Metro memorabilia is donated to South Shields Museum
Metro memorabilia has been donated to a local museum following the permanent closure of a station.
Iconic items, including signage, and one of the famous yellow Metro station ‘cubes’, have been given to South Shields Museum and Art Gallery to keep for posterity following the closure of the town’s Metro station on King Street.
Nexus, the public body which owns and manages the Tyne and Wear Metro, wanted to ensure that some of the former station’s most recognisable features were retained before the building is completely demolished.
South Shields Metro station, which first opened in 1984, was closed to the public in July to make way for a new £21m transport interchange.

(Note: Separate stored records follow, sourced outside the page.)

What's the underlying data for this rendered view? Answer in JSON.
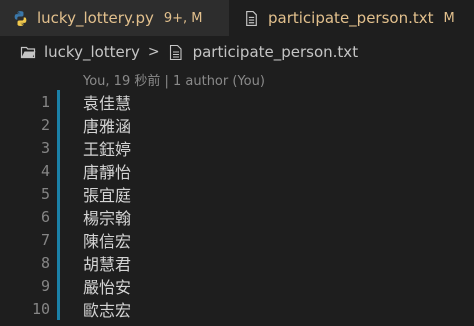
{
  "tabs": [
    {
      "label": "lucky_lottery.py",
      "status": "9+, M",
      "icon": "python-icon",
      "active": false
    },
    {
      "label": "participate_person.txt",
      "status": "M",
      "icon": "text-file-icon",
      "active": true
    }
  ],
  "breadcrumb": {
    "folder": "lucky_lottery",
    "separator": ">",
    "file": "participate_person.txt"
  },
  "blame": "You, 19 秒前 | 1 author (You)",
  "lines": [
    {
      "number": "1",
      "text": "袁佳慧"
    },
    {
      "number": "2",
      "text": "唐雅涵"
    },
    {
      "number": "3",
      "text": "王鈺婷"
    },
    {
      "number": "4",
      "text": "唐靜怡"
    },
    {
      "number": "5",
      "text": "張宜庭"
    },
    {
      "number": "6",
      "text": "楊宗翰"
    },
    {
      "number": "7",
      "text": "陳信宏"
    },
    {
      "number": "8",
      "text": "胡慧君"
    },
    {
      "number": "9",
      "text": "嚴怡安"
    },
    {
      "number": "10",
      "text": "歐志宏"
    }
  ],
  "colors": {
    "modified": "#e2c08d",
    "gutter_modified": "#1b81a8",
    "background": "#1e1e1e"
  }
}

Customer Services Director at Nexus, Huw Lewis, said: “We were determined that some of the most iconic features of the old South Shields Metro station were retained for heritage purposes.
“This station has been part of everyday life in South Shields town centre over so many years. Many people will have fond memories of making journeys from there, so it was only right that some of that history was kept for future generations.

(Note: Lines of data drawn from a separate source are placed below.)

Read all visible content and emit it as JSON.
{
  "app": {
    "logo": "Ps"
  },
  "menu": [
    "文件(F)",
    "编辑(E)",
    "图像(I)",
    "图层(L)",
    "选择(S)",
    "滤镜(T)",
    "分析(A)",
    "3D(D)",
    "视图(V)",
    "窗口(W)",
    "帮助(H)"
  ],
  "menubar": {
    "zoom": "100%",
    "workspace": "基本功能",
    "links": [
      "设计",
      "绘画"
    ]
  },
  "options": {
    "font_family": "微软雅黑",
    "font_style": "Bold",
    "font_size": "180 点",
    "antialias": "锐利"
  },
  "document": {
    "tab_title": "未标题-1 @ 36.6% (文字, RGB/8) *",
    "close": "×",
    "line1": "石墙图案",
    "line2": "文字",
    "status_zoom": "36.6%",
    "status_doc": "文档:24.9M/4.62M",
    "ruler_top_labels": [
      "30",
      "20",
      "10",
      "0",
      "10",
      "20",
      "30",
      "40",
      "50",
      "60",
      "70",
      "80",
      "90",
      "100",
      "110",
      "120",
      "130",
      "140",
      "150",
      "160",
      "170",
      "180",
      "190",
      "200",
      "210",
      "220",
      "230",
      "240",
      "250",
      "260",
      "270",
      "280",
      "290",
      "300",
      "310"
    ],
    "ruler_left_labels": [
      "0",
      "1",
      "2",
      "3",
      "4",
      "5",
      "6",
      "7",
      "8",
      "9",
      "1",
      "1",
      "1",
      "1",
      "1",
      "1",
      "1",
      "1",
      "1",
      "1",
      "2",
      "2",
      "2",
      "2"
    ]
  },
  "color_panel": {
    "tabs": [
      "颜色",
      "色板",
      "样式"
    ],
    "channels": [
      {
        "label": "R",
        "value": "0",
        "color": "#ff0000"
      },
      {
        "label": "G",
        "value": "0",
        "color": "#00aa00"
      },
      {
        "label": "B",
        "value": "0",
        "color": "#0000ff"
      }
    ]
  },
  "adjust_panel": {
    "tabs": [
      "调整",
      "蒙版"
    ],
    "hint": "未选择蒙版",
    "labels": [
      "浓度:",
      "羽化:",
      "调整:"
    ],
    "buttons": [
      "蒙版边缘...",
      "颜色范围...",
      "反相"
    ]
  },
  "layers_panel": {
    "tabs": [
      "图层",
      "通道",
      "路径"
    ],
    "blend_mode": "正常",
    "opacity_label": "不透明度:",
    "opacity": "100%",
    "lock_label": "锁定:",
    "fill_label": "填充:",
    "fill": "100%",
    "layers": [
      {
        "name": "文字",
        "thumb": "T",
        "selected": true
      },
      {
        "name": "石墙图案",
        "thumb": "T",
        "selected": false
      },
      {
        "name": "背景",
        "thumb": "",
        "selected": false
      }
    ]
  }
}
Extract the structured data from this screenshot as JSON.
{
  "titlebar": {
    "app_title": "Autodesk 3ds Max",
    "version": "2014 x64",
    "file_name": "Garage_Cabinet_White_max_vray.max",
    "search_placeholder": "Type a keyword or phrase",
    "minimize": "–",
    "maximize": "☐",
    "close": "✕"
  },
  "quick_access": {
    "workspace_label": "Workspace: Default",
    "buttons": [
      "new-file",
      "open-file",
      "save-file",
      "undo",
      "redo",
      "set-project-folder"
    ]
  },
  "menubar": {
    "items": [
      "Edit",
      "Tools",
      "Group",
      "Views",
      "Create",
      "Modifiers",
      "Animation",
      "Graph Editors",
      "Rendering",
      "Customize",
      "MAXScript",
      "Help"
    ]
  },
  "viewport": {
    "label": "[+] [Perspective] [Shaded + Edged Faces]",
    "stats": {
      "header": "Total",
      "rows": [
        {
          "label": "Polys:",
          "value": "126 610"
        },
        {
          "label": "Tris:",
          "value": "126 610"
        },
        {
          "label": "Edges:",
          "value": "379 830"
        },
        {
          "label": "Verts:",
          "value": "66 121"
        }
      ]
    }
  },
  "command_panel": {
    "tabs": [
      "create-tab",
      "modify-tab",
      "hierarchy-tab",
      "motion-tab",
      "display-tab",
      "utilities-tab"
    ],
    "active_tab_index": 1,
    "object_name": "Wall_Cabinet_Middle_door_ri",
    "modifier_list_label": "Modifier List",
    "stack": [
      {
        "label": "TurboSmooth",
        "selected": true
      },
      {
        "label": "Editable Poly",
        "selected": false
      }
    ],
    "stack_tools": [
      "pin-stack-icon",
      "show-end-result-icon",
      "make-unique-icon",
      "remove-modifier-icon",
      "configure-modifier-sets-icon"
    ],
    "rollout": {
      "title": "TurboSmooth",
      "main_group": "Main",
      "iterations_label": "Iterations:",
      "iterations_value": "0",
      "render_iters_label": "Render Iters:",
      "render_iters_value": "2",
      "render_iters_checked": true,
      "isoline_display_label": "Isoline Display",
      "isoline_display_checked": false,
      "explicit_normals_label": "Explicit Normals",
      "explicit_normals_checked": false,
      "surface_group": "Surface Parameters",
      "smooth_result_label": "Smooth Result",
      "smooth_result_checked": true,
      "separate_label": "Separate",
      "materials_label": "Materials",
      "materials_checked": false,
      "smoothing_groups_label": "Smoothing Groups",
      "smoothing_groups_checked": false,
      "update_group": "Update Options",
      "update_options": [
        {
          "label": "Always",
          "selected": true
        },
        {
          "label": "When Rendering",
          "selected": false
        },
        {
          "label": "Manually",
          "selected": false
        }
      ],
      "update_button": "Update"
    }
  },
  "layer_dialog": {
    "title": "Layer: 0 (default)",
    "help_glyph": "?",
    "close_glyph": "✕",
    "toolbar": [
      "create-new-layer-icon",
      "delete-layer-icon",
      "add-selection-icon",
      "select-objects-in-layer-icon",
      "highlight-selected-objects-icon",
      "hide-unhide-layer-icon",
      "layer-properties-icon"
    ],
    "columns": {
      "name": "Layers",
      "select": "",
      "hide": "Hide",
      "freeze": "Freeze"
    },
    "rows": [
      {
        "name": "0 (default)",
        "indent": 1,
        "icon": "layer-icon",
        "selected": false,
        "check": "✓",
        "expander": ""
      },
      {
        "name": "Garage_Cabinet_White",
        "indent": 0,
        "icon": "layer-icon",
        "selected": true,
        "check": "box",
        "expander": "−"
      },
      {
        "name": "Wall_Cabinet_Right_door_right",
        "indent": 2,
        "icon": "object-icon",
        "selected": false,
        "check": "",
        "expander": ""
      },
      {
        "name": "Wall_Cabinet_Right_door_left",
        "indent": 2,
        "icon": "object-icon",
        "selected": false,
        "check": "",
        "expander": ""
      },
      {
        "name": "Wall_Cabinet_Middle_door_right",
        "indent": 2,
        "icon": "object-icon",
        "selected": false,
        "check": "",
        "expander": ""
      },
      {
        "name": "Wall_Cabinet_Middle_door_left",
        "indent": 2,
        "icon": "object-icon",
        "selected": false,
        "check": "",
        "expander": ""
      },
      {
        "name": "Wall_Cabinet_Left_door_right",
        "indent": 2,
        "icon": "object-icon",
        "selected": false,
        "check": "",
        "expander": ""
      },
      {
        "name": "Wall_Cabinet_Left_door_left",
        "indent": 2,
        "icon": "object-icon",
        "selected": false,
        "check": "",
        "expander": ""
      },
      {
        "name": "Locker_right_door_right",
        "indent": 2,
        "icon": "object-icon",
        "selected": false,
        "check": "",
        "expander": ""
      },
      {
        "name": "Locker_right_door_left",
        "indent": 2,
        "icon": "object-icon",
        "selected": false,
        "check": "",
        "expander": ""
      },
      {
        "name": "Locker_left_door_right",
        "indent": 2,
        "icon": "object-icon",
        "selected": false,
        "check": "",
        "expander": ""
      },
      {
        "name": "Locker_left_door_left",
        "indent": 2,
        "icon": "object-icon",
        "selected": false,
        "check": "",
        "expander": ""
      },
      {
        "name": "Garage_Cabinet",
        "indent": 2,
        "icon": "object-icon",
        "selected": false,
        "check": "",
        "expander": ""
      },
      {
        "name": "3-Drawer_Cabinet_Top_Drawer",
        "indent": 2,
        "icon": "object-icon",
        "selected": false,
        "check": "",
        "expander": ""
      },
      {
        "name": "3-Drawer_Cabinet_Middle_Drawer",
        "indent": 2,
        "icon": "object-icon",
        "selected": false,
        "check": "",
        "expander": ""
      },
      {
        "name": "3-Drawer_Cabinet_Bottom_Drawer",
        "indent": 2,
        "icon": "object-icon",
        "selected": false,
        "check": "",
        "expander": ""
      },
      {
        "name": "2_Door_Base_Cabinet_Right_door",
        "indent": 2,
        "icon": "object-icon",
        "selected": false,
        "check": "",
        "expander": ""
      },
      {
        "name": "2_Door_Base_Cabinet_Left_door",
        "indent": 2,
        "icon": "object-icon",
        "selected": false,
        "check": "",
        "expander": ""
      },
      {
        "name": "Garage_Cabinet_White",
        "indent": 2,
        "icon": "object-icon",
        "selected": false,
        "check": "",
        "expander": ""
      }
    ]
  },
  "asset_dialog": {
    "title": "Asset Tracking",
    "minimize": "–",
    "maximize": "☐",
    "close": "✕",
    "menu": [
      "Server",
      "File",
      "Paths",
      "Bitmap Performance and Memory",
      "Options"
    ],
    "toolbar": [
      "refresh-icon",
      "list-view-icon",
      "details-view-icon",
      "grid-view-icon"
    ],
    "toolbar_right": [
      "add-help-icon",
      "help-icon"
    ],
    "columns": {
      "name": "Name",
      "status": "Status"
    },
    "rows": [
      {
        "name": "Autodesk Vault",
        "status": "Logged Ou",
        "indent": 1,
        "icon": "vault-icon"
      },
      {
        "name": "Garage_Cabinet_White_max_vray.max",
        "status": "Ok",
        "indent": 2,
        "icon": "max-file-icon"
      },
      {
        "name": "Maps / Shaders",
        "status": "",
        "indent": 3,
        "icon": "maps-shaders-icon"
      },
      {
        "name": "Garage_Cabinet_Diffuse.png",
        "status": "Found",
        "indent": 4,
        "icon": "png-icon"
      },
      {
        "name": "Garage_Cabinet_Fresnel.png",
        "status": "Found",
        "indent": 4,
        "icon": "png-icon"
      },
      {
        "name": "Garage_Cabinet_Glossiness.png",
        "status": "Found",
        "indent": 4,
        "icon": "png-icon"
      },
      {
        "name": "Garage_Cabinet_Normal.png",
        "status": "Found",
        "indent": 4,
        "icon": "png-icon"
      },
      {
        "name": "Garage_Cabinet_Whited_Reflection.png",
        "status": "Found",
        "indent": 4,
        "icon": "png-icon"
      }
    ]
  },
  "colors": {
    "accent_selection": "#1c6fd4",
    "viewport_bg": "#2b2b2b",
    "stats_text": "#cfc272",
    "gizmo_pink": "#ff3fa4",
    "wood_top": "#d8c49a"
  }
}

“That familiar Metro station signage in the classic Calvert font and the iconic yellow station cube have both been passed over to South Shields Museum to keep hold of now that the demolition work has got underway.”

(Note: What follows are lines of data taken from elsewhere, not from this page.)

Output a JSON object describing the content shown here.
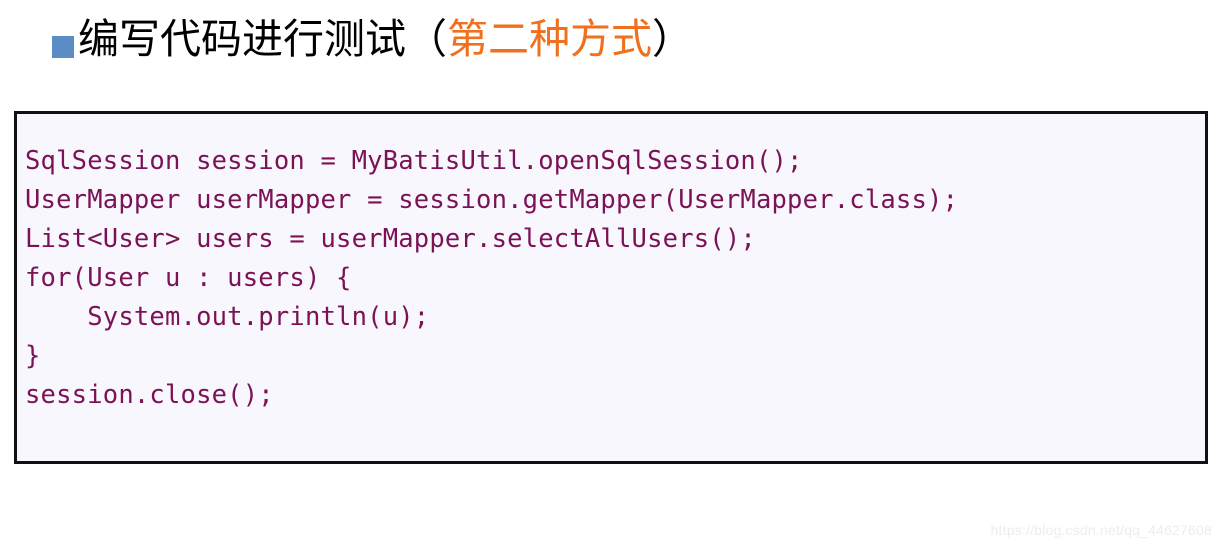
{
  "slide": {
    "heading": {
      "bullet_icon": "filled-square-bullet-icon",
      "bullet_color": "#5b8cc4",
      "text_main": "编写代码进行测试（",
      "text_accent": "第二种方式",
      "text_tail": "）",
      "accent_color": "#f0701e",
      "main_color": "#000000"
    },
    "code_block": {
      "background": "#f8f7fd",
      "border_color": "#111111",
      "text_color": "#7b1256",
      "language": "java",
      "lines": [
        "SqlSession session = MyBatisUtil.openSqlSession();",
        "UserMapper userMapper = session.getMapper(UserMapper.class);",
        "List<User> users = userMapper.selectAllUsers();",
        "for(User u : users) {",
        "    System.out.println(u);",
        "}",
        "session.close();"
      ]
    },
    "watermark": {
      "text": "https://blog.csdn.net/qq_44627608",
      "color": "#ededed"
    }
  }
}
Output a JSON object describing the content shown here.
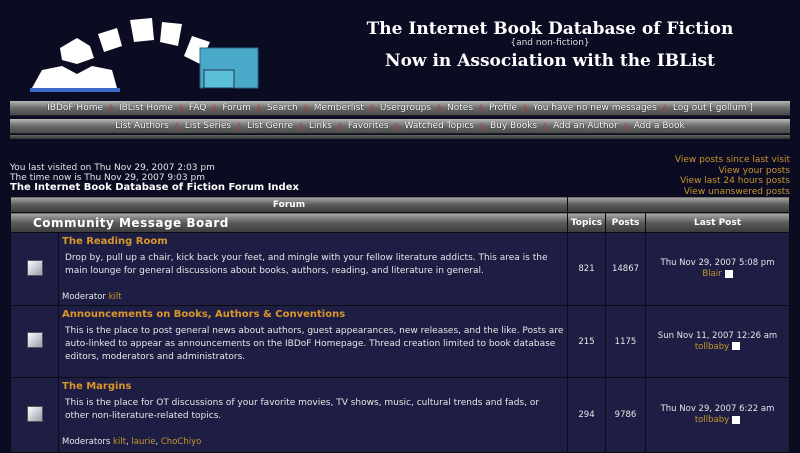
{
  "header": {
    "title": "The Internet Book Database of Fiction",
    "subtitle": "{and non-fiction}",
    "tagline": "Now in Association with the IBList"
  },
  "nav1": [
    "IBDoF Home",
    "IBList Home",
    "FAQ",
    "Forum",
    "Search",
    "Memberlist",
    "Usergroups",
    "Notes",
    "Profile",
    "You have no new messages",
    "Log out [ gollum ]"
  ],
  "nav2": [
    "List Authors",
    "List Series",
    "List Genre",
    "Links",
    "Favorites",
    "Watched Topics",
    "Buy Books",
    "Add an Author",
    "Add a Book"
  ],
  "info": {
    "last_visit": "You last visited on Thu Nov 29, 2007 2:03 pm",
    "time_now": "The time now is Thu Nov 29, 2007 9:03 pm",
    "index_link": "The Internet Book Database of Fiction Forum Index"
  },
  "quick_links": [
    "View posts since last visit",
    "View your posts",
    "View last 24 hours posts",
    "View unanswered posts"
  ],
  "table": {
    "forum_header": "Forum",
    "category": "Community Message Board",
    "col_topics": "Topics",
    "col_posts": "Posts",
    "col_last": "Last Post",
    "forums": [
      {
        "name": "The Reading Room",
        "desc": "Drop by, pull up a chair, kick back your feet, and mingle with your fellow literature addicts. This area is the main lounge for general discussions about books, authors, reading, and literature in general.",
        "mod_label": "Moderator",
        "mods": [
          "kilt"
        ],
        "topics": "821",
        "posts": "14867",
        "last_date": "Thu Nov 29, 2007 5:08 pm",
        "last_user": "Blair"
      },
      {
        "name": "Announcements on Books, Authors & Conventions",
        "desc": "This is the place to post general news about authors, guest appearances, new releases, and the like. Posts are auto-linked to appear as announcements on the IBDoF Homepage. Thread creation limited to book database editors, moderators and administrators.",
        "mod_label": "",
        "mods": [],
        "topics": "215",
        "posts": "1175",
        "last_date": "Sun Nov 11, 2007 12:26 am",
        "last_user": "tollbaby"
      },
      {
        "name": "The Margins",
        "desc": "This is the place for OT discussions of your favorite movies, TV shows, music, cultural trends and fads, or other non-literature-related topics.",
        "mod_label": "Moderators",
        "mods": [
          "kilt",
          "laurie",
          "ChoChiyo"
        ],
        "topics": "294",
        "posts": "9786",
        "last_date": "Thu Nov 29, 2007 6:22 am",
        "last_user": "tollbaby"
      }
    ]
  }
}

Adam Bell, assistant keeper of history at South Shields Museum & Art Gallery said: “The museum collection reflects the key moments in time from the South Tyneside borough and its people. We’re very excited about these new acquisitions, to receive such iconic memorabilia.
“The museum is planning a major exhibition charting the history behind public transport in South Tyneside for 2021. These items will make a great addition, not only to the Museum’s permanent collection, but also to the content of that special exhibition.”
South Shields Metro station was closed on 8 July in what was the first permanent station closure since the Metro network was opened in 1980.
The station on King Street, featured in a song by pop group Franz Ferdinand, has been used by more than 50 million passengers over the last 35 years including tens of thousands or Great North Run athletes and spectators every autumn. It featured in the 2014 Franz Ferdinand song Stand on the Horizon, inspired by singer Alex Kapranos’ childhood in North East England.
The former South Shields Metro station is in the process of being demolished create a new walkway and public realm into King Street.